What is required. Only lines that contain the word "name" belong in the answer; copy them from the records below.
** Opening Extracted records block **
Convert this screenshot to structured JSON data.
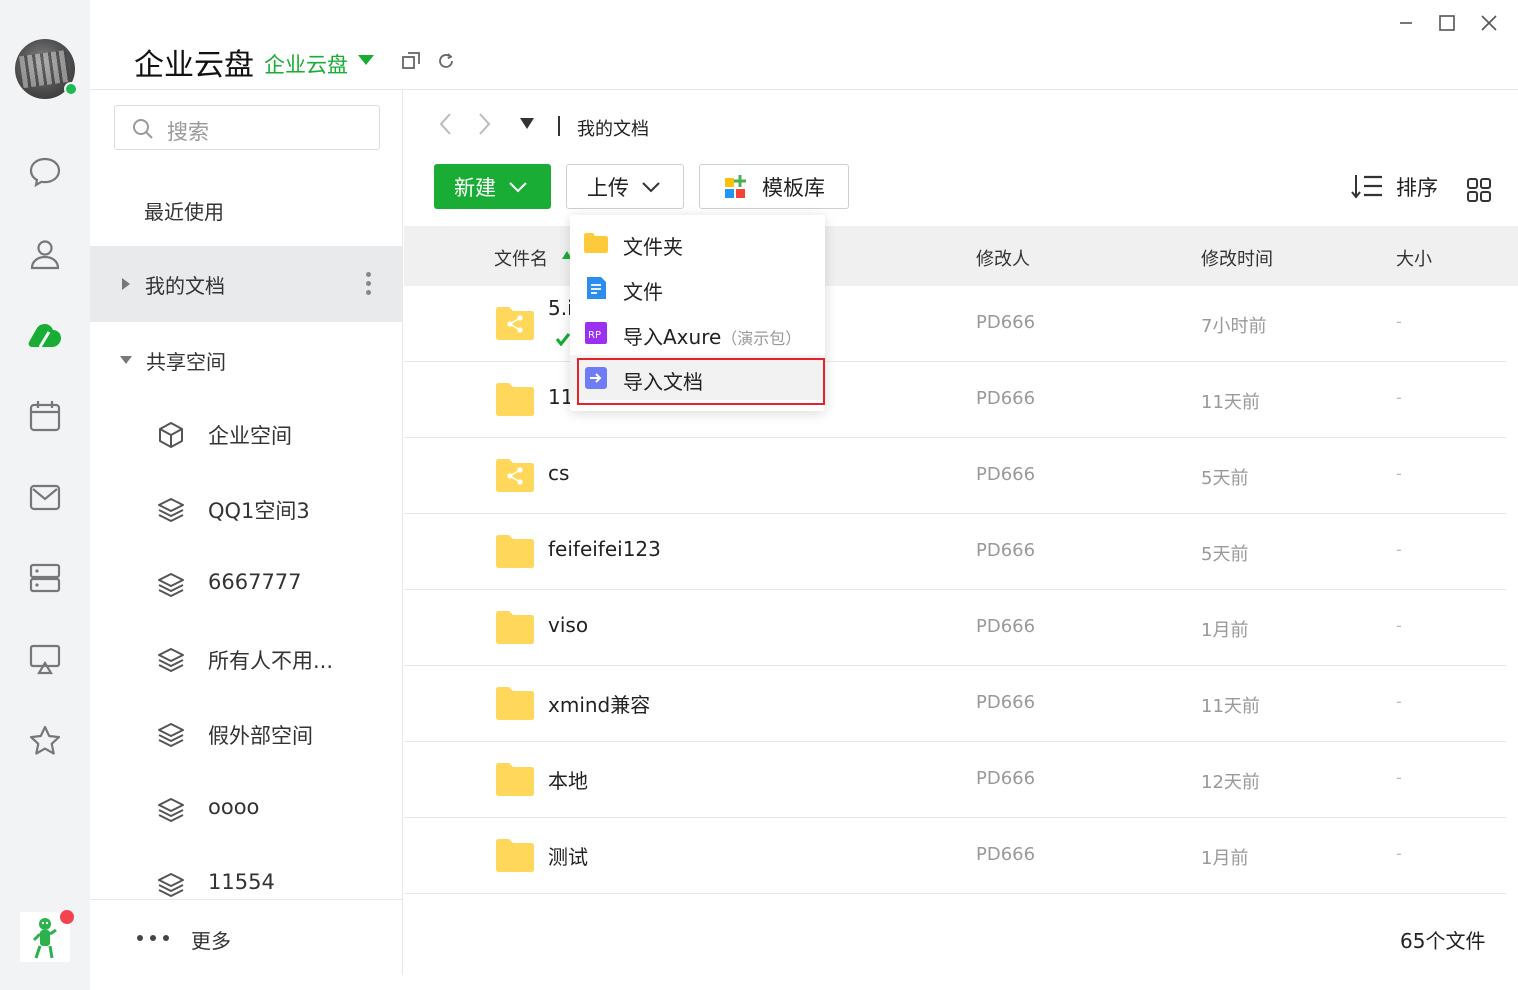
{
  "app": {
    "title": "企业云盘",
    "subtitle": "企业云盘"
  },
  "colors": {
    "brand_green": "#1aad35",
    "highlight_red": "#e5222a",
    "folder_yellow": "#ffd75a"
  },
  "rail": {
    "items": [
      "chat-icon",
      "contacts-icon",
      "cloud-drive-icon",
      "calendar-icon",
      "mail-icon",
      "storage-icon",
      "screen-share-icon",
      "star-icon"
    ]
  },
  "sidebar": {
    "search_placeholder": "搜索",
    "recent": "最近使用",
    "my_docs": "我的文档",
    "shared": "共享空间",
    "spaces": [
      {
        "label": "企业空间",
        "icon": "cube-icon"
      },
      {
        "label": "QQ1空间3",
        "icon": "layers-icon"
      },
      {
        "label": "6667777",
        "icon": "layers-icon"
      },
      {
        "label": "所有人不用...",
        "icon": "layers-icon"
      },
      {
        "label": "假外部空间",
        "icon": "layers-icon"
      },
      {
        "label": "oooo",
        "icon": "layers-icon"
      },
      {
        "label": "11554",
        "icon": "layers-icon"
      }
    ],
    "more": "更多"
  },
  "breadcrumb": {
    "current": "我的文档"
  },
  "toolbar": {
    "new_label": "新建",
    "upload_label": "上传",
    "template_label": "模板库",
    "sort_label": "排序"
  },
  "upload_menu": {
    "items": [
      {
        "label": "文件夹",
        "note": ""
      },
      {
        "label": "文件",
        "note": ""
      },
      {
        "label": "导入Axure",
        "note": "（演示包）"
      },
      {
        "label": "导入文档",
        "note": ""
      }
    ],
    "highlighted_index": 3
  },
  "table": {
    "columns": [
      "文件名",
      "修改人",
      "修改时间",
      "大小"
    ],
    "rows": [
      {
        "name": "5.i",
        "shared": true,
        "modified_by": "PD666",
        "modified": "7小时前",
        "size": "-"
      },
      {
        "name": "11",
        "shared": false,
        "modified_by": "PD666",
        "modified": "11天前",
        "size": "-"
      },
      {
        "name": "cs",
        "shared": true,
        "modified_by": "PD666",
        "modified": "5天前",
        "size": "-"
      },
      {
        "name": "feifeifei123",
        "shared": false,
        "modified_by": "PD666",
        "modified": "5天前",
        "size": "-"
      },
      {
        "name": "viso",
        "shared": false,
        "modified_by": "PD666",
        "modified": "1月前",
        "size": "-"
      },
      {
        "name": "xmind兼容",
        "shared": false,
        "modified_by": "PD666",
        "modified": "11天前",
        "size": "-"
      },
      {
        "name": "本地",
        "shared": false,
        "modified_by": "PD666",
        "modified": "12天前",
        "size": "-"
      },
      {
        "name": "测试",
        "shared": false,
        "modified_by": "PD666",
        "modified": "1月前",
        "size": "-"
      }
    ]
  },
  "footer": {
    "file_count": "65个文件"
  }
}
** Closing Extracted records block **
Answer box.
        "name": "5.i",
        "name": "11",
        "name": "cs",
        "name": "feifeifei123",
        "name": "viso",
        "name": "xmind兼容",
        "name": "本地",
        "name": "测试",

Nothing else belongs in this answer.